14. Terribly clean young man in pack, he was just above rankers. LANCEJACK (anag. + jack; 29a; officer) The solution is army slang, often derogatory, for a lance corporal, the lowest rank of non-commissioned officer, so one holding rank above only private soldiers, otherwise called rankers. His rank as an NCO justifies the use of ‘officer’ as the one-word definition in 29 across. What the surface means, in connection with ‘pack’ and ‘rankers’, Dr Watson cannot fathom. ‘Young man in pack’ refers to Chambers’ definition of jack ‘a playing card bearing the picture of a young man’.
17. Guess. The competitor’s entry to include a definition of ‘estimate’ PERISHER (The competition word; 4a; imp) Many competitors may well feel that in keeping to the sole definition in Chambers:- ‘n (inf) a mischievous or annoying person’, they will be missing opportunities afforded by definitions listed elsewhere.
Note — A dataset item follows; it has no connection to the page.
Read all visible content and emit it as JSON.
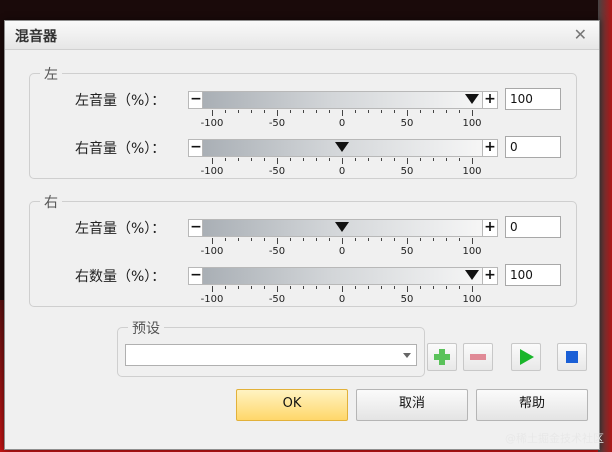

In addition to two Australian slang meanings, there is a choice of three within SOED’s more contemporary entry: –
4. A periscope; (the course of instruction for) an officer training to become a submarine commander. nautical slang.
22. Welcoming end of shoot, Carlo played castanet. CROTAL1 (t in anag.; 23a; bell) New solvers should note the inclusion of another one-word definition having the sole function of supplying an odd letter (‘t’) in the subsidiary indication, one proving eventually to be the place indicator for STOLON. Our solution is defined in Chambers as ‘a crotalum; a small spherical bell’. Crotalum is further defined as ‘a clapper or castanet used in ancient religious rites’. Solvers may have their own notions as to which form of shoot is intended in the surface.
25. Partners work with return of concession. OPPOS (op + sop (rev.); 26a; mates) A very amusing and concise clue. Dr Watson suspects that a reference is being made to certain free bets or the like.
Across: 10. BUST2 (bus + t; 1a; broken) 11. STENOSIS (s + anag.; 32a; constricting) 24. GUILLOCHE (loch in guile; 12a; edge) 26. GESTE (anag less ma, s.v. gest1; 15a; bearing (s.v. gest3)) 31. ÅSAR (sa in Ar, s.v. ås; 10a; banks) 32. BELONGER (long1 in beer; 30a; conservative) 33. POLE (Po + l,e; 27d; terminal)
Down: 5. NESTLINGS (anag. in Sn (rev.); 14d; rankers (ref. nestle)) 6. STOLON (anag. + on; 22d; shoot1) 7. MERE2 (hidden; 33a; lake) 19. CRATERS (anag. of (w)reat(h) in C, Rs; 20d; bowls) 20. EROTEMA (anag.; 8d; question) 21. BAGWASH; anag. in bash; 1d; laundry) 24. RECUR (hidden; 25d; return) 27. HUSS (huss(y); 7d; fish)